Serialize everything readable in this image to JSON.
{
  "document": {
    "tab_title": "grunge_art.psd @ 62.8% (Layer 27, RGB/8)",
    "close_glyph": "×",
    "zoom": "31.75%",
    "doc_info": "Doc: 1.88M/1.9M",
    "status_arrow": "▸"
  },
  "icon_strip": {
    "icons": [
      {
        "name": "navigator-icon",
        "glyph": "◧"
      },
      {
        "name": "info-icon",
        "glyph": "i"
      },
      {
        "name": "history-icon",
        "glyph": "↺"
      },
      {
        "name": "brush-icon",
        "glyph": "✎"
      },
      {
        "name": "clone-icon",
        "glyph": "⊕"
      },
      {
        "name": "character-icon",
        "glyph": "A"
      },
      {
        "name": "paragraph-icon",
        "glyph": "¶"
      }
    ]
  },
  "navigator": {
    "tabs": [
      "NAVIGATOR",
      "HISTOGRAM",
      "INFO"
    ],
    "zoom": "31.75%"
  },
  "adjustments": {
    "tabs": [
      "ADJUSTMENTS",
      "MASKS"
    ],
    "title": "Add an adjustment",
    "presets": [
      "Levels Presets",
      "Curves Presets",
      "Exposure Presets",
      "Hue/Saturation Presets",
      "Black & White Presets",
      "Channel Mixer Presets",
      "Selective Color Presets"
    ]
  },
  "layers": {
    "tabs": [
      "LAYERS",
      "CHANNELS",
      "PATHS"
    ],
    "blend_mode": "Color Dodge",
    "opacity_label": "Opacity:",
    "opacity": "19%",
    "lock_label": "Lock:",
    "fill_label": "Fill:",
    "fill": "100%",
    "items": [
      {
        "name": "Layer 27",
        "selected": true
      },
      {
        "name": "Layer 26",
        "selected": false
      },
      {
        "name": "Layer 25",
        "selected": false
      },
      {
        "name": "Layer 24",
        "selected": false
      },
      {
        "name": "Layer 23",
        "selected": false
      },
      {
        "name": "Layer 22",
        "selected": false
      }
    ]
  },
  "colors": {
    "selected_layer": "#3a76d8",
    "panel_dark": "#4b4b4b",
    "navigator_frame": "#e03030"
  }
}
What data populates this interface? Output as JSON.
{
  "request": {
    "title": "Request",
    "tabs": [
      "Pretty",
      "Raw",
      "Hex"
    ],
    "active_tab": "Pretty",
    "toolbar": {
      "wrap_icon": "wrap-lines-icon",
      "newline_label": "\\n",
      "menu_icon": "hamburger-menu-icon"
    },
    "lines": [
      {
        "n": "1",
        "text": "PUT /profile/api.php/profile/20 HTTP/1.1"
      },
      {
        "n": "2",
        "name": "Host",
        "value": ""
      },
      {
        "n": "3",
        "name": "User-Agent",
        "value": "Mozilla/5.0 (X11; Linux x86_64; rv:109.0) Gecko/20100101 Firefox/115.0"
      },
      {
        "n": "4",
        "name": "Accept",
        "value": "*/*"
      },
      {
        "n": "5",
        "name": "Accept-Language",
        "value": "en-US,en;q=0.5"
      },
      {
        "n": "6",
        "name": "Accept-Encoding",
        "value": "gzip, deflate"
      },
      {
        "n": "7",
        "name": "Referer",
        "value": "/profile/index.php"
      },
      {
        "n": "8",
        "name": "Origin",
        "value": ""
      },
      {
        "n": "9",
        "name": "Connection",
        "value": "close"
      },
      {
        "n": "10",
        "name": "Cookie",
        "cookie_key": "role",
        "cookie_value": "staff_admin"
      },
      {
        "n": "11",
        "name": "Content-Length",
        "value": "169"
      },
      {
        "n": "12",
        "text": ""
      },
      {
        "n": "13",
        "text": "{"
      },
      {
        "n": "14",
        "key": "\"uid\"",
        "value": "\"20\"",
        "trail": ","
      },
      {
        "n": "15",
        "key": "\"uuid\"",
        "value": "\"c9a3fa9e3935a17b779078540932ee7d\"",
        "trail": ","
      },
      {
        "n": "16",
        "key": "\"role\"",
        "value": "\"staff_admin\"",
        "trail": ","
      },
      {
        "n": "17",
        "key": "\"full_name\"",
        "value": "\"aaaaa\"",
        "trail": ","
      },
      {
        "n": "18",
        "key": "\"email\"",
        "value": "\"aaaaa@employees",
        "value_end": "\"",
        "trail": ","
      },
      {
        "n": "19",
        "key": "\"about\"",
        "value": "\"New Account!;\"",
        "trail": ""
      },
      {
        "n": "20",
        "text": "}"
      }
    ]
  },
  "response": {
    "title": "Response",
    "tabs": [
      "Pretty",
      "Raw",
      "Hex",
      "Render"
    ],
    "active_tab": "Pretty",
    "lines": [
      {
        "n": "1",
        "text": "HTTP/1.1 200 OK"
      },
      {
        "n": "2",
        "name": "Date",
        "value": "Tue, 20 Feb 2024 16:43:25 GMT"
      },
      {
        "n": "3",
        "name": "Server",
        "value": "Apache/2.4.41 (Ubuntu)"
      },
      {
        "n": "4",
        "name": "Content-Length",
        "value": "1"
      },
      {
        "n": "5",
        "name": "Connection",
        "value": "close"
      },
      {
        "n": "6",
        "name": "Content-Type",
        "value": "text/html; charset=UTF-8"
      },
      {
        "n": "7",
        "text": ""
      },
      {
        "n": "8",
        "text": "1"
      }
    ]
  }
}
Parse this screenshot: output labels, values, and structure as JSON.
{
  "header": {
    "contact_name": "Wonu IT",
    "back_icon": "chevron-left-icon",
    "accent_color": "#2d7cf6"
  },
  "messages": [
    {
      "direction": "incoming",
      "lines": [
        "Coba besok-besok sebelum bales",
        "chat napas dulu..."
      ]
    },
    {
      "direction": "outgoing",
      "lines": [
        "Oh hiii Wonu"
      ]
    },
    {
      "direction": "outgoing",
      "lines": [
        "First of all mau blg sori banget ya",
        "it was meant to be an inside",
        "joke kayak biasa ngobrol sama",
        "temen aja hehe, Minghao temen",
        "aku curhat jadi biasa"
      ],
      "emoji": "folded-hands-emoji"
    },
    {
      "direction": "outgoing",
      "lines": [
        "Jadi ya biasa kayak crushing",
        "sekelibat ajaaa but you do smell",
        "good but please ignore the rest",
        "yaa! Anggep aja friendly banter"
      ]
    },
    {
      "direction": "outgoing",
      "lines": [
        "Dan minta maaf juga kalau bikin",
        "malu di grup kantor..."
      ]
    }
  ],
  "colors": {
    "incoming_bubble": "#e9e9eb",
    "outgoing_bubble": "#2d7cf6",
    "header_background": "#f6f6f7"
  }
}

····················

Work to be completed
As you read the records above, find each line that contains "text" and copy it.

Solution for this task
        "text": "PUT /profile/api.php/profile/20 HTTP/1.1"
        "text": ""
        "text": "{"
        "text": "}"
        "text": "HTTP/1.1 200 OK"
        "value": "text/html; charset=UTF-8"
        "text": ""
        "text": "1"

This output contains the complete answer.